CEBU, PHILIPPINES: The Old Families of Colon Street

The oldest street in the Philippines is reportedly Colon (named after Christopher Columbus) in Cebu. My mother's family, the Cuencos, lived in Colon. The first floor of their house was used for their publishing business, the Imprenta Rosario - I've highlighted this information in the article. I find it particularly interesting that my great-grandmother Remedios, whom I never met, was the first woman publisher in the Philippines (the article says "Cebu" but that should be the "Philippines"). It happened by default - her husband died and she took over in managing and running the business.

She bore 16 children, although only four survived to adulthood: Mariano Jesus became a senator, Jose Maria became an archbishop, Miguel became a congressman, and her daughter Remedios was known as a storyteller.

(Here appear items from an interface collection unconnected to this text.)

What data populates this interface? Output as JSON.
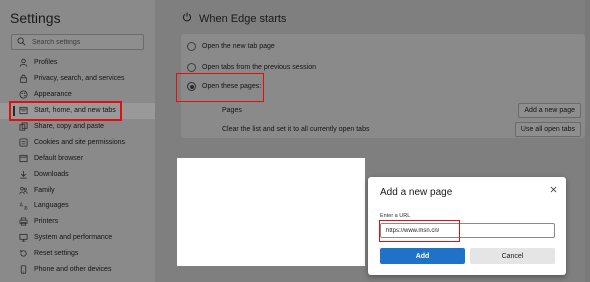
{
  "sidebar": {
    "title": "Settings",
    "search_placeholder": "Search settings",
    "items": [
      {
        "label": "Profiles",
        "icon": "profile-icon"
      },
      {
        "label": "Privacy, search, and services",
        "icon": "lock-icon"
      },
      {
        "label": "Appearance",
        "icon": "appearance-icon"
      },
      {
        "label": "Start, home, and new tabs",
        "icon": "home-tabs-icon",
        "selected": true
      },
      {
        "label": "Share, copy and paste",
        "icon": "share-icon"
      },
      {
        "label": "Cookies and site permissions",
        "icon": "cookies-icon"
      },
      {
        "label": "Default browser",
        "icon": "browser-icon"
      },
      {
        "label": "Downloads",
        "icon": "download-icon"
      },
      {
        "label": "Family",
        "icon": "family-icon"
      },
      {
        "label": "Languages",
        "icon": "language-icon"
      },
      {
        "label": "Printers",
        "icon": "printer-icon"
      },
      {
        "label": "System and performance",
        "icon": "system-icon"
      },
      {
        "label": "Reset settings",
        "icon": "reset-icon"
      },
      {
        "label": "Phone and other devices",
        "icon": "phone-icon"
      }
    ]
  },
  "main": {
    "section_title": "When Edge starts",
    "options": [
      {
        "label": "Open the new tab page",
        "checked": false
      },
      {
        "label": "Open tabs from the previous session",
        "checked": false
      },
      {
        "label": "Open these pages:",
        "checked": true
      }
    ],
    "pages_label": "Pages",
    "add_page_button": "Add a new page",
    "clear_label": "Clear the list and set it to all currently open tabs",
    "use_all_tabs_button": "Use all open tabs"
  },
  "dialog": {
    "title": "Add a new page",
    "url_label": "Enter a URL",
    "url_value": "https://www.msn.cn/",
    "add_button": "Add",
    "cancel_button": "Cancel"
  },
  "colors": {
    "accent": "#1f72c7",
    "highlight": "#e01010"
  }
}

Colon's Prominent Residents
Contributed by Kiting Moro & Fred Umabong
November 30, 2008

During the late 19th century, Colon was first and foremost a street full of residential houses built in rows. For every store, shop and office on the ground floor, there was a family or two living upstairs. Some came from the most prominent families of their time and ours,  others from once-prominent families now long forgotten, having moved out of Cebu, their descendants scattered all over the archipelago and abroad.

From the Colon section of Parian lived the Gantuangcos, whose descendant, Concepcion Gantuangco-Briones, wrote in 1980 an important first-person account of life in the old Parian district. The Gantuangcos lived on No. 66 Colon Street. Across the house lived the Lu. Do Family, whose children Paterno and Cayetano, would later make a name in the coconut oil manufacturing industry in Asia. It was here that Lu Do (or Oya Owa), who came from Amoy, China, built a copra-buying station on property leased from Fr. Venerado Reynes in 1896.

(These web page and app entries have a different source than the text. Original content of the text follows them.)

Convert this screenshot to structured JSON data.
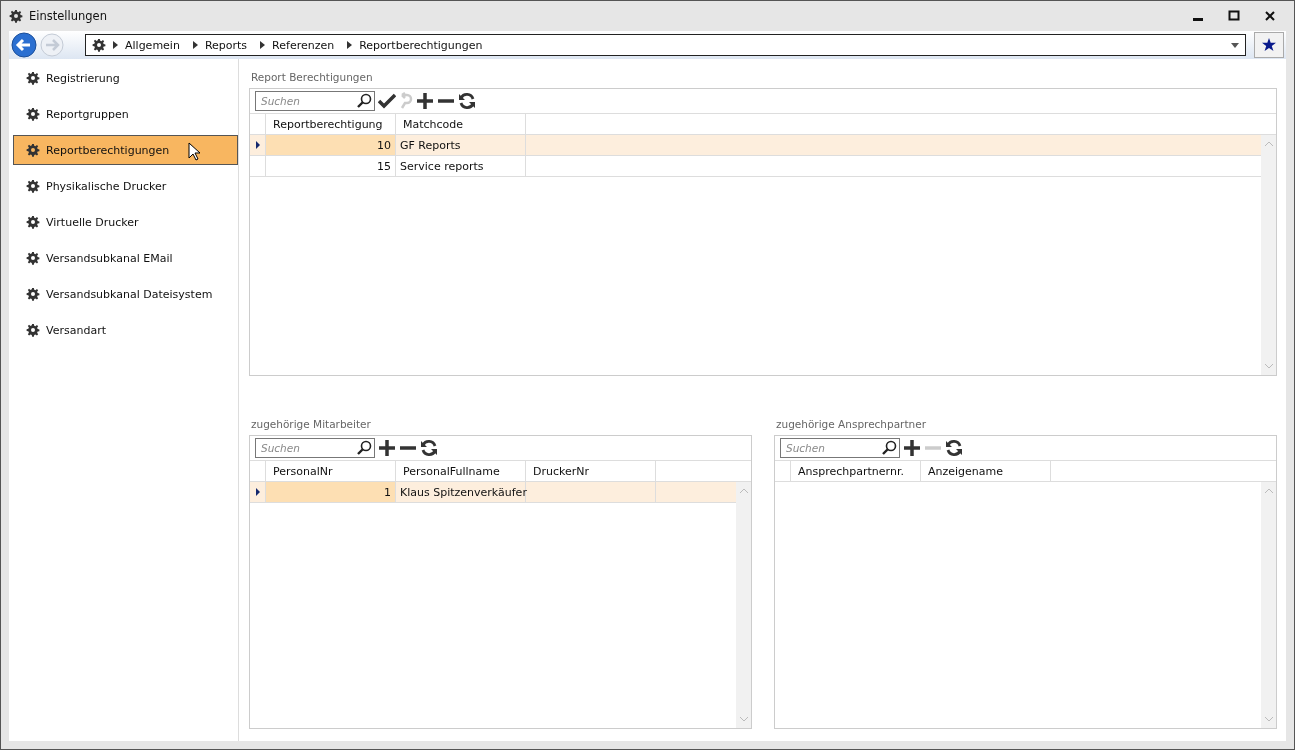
{
  "window": {
    "title": "Einstellungen"
  },
  "breadcrumb": [
    "Allgemein",
    "Reports",
    "Referenzen",
    "Reportberechtigungen"
  ],
  "sidebar": {
    "items": [
      {
        "label": "Registrierung",
        "selected": false
      },
      {
        "label": "Reportgruppen",
        "selected": false
      },
      {
        "label": "Reportberechtigungen",
        "selected": true
      },
      {
        "label": "Physikalische Drucker",
        "selected": false
      },
      {
        "label": "Virtuelle Drucker",
        "selected": false
      },
      {
        "label": "Versandsubkanal EMail",
        "selected": false
      },
      {
        "label": "Versandsubkanal Dateisystem",
        "selected": false
      },
      {
        "label": "Versandart",
        "selected": false
      }
    ]
  },
  "grids": [
    {
      "title": "Report Berechtigungen",
      "search": {
        "placeholder": "Suchen"
      },
      "tools": [
        {
          "kind": "save",
          "disabled": false
        },
        {
          "kind": "undo",
          "disabled": true
        },
        {
          "kind": "add",
          "disabled": false
        },
        {
          "kind": "remove",
          "disabled": false
        },
        {
          "kind": "refresh",
          "disabled": false
        }
      ],
      "columns": [
        "Reportberechtigung",
        "Matchcode"
      ],
      "rows": [
        {
          "selected": true,
          "cells": [
            "10",
            "GF Reports"
          ]
        },
        {
          "selected": false,
          "cells": [
            "15",
            "Service reports"
          ]
        }
      ]
    },
    {
      "title": "zugehörige Mitarbeiter",
      "search": {
        "placeholder": "Suchen"
      },
      "tools": [
        {
          "kind": "add",
          "disabled": false
        },
        {
          "kind": "remove",
          "disabled": false
        },
        {
          "kind": "refresh",
          "disabled": false
        }
      ],
      "columns": [
        "PersonalNr",
        "PersonalFullname",
        "DruckerNr"
      ],
      "rows": [
        {
          "selected": true,
          "cells": [
            "1",
            "Klaus Spitzenverkäufer",
            ""
          ]
        }
      ]
    },
    {
      "title": "zugehörige Ansprechpartner",
      "search": {
        "placeholder": "Suchen"
      },
      "tools": [
        {
          "kind": "add",
          "disabled": false
        },
        {
          "kind": "remove",
          "disabled": true
        },
        {
          "kind": "refresh",
          "disabled": false
        }
      ],
      "columns": [
        "Ansprechpartnernr.",
        "Anzeigename"
      ]
    }
  ]
}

On this same row lived the Rallos family led by patriarch Florentino Rallos, who became Cebu's Municipal President (Mayor) in 1907-08. The Rallos property was said to straddle the Parian Estero up to Manalili Street. Up until World War  II, the family had kept an old caruaje, an heirloom piece at their Colon residence.

On the same row also lived the Osmeñas and the Singsons. The shipping office of Don Victoriano Osmeña was on the ground floor of this big stone house, which had two main doors – one opening to Colon, the other to the dark and narrow Sudlon Street. At the corner of Colon and Norte America (now D. Jakosalem) was the stone camarin and bodega of Don Tomas Osmeña, with a yard so big that it occupied an entire block. Don Sergio Osmeña, meanwhile, lived still farther, along the corner of Colon and Pelaez streets, where he had his law office on the ground floor. It was also here that Cebu's first daily, El Nueva Dia, which he published, had transferred from Calle Comerio (later M.C. Briones).

Don Mariano Albao Cuenco, a lawyer from Carmen, Cebu came to Colon in the 19th century and built an imposing house located between the  corners of D. Jakosalem  and Mabini. Its ground floor later became the office of the Imprenta Rosario, a printing press founded by Cuenco in 1907 and taken over by his wife, Doña Remedios, who became the first woman publisher I Cebu. The printing press published, among others, the revived El Boletin Catolico in 1915, Cebu Daily News in 1923, and the English-language newspaper Republic News. The politically prominent Cuencos continue to own the property today.

During the first decade of the 20th century, the ground floor of Don Agapito Garces' house at the corner of Mabini and Colon streets served as venue for early films. Another Garces, Doña Josefa, owned another property along Colon around 1914.

Farther along the old part of Colon lived Don Victorino Reynes, foremost realtor, art collector and a famous philatelist. Don Victorino owned a shop at his residence o No. 86 which was across Teatro Oriente. At  the junction of Legaspi and Colon lived the prominent theater owner Don Jose Avila. Near this house, the Estero of Parian tapered off and vanished.

Across the Los Hijos de Pueblo clubhouse on the corner of D. Jakosalem lived Don Esclastico "Capitan Tikoy" Veloso, whose hose once served as office of the Real Audiencia. The ground floor was later converted into a shop where stagecoaches were made and repaired. Beside the Hijos clubhouse was the residence of the Martinez-Franco clan, with its ground floor hosting a busy foundry for making cawa (cauldrons). Don Domingo Franco owned the house together with his wife, Doña Lucia Chiong Veloso and her sister, Doña Charing Veloso-Martinez.

At the corner of the Junquera and Colon lived Don Mamerto Escaño whose family originally hailed from Leyte. Increasing investment exposures in Cebu forced the Escaños to establish a foothold in Cebu. Like all the rest, the family made the most logical choice – Colon. 
The pictures show old Colon Street, Remedios, and Remedios with her family. The little girl holding the doll is my mother, Concepcion Cuenco Manguerra.

Who's who in the Cuenco Family picture: l-r: girl with ribbon is my mother's sibling who died young either Maria or Corazon, girl with doll is Concepcion Cuenco, leaning against older lady who is Juana Lopez, behind Concepcion standing is Filomena Alesna Cuenco, young woman standing is the younger Remedios Cuenco; little girl seated in foreground in Lourdes Cuenco, priest seated is Jose Ma. Cuenco, boy standing in foreground is Manuel Cuenco, boy standing in back is Miguel Cuenco, woman seated far right is Remedios Cuenco
 All for now,

1 comment:

Ishmael F. Ahab said...

Interesting post. :-)

I recently posted an article in my blog about the old Calle Colon. I enjoyed reading your piece.